**What is expected**. Give the number of lines in these entries that contain "JSON", and nothing more.

**Entries from a dataset of interfaces**.
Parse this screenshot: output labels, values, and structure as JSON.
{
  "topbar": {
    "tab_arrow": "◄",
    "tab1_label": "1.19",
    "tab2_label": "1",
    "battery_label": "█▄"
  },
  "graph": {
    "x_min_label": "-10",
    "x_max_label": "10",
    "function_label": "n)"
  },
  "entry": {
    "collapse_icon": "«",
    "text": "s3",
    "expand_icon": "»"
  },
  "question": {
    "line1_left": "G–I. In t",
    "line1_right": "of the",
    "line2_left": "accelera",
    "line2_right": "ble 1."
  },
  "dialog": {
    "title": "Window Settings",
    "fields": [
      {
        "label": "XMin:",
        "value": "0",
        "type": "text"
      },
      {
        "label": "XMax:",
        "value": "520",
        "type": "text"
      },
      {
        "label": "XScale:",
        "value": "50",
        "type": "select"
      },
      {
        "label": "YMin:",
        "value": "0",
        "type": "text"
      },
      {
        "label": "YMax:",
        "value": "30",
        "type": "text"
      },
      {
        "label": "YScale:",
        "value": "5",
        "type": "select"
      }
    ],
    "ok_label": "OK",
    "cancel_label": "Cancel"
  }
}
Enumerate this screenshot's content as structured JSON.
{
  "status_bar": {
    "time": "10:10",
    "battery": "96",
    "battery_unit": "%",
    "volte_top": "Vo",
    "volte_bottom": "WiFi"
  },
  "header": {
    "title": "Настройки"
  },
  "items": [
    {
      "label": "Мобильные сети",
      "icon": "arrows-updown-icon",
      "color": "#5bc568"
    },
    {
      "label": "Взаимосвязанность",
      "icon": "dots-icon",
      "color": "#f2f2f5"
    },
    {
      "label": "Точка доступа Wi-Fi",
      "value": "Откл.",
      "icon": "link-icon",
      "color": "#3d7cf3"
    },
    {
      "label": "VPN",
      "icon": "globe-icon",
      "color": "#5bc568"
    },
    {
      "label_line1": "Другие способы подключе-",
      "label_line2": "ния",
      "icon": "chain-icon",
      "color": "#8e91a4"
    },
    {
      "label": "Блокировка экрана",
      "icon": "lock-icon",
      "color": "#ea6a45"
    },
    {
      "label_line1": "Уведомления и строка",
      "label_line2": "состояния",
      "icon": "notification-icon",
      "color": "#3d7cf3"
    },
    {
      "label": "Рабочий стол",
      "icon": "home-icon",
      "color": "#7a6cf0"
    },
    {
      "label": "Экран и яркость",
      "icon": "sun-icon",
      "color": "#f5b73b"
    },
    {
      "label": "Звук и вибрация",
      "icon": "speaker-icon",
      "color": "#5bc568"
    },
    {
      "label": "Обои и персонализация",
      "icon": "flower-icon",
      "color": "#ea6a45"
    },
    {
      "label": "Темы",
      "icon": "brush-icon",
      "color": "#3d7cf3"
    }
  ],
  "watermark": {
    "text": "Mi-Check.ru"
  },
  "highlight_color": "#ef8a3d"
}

**Completed task**. 2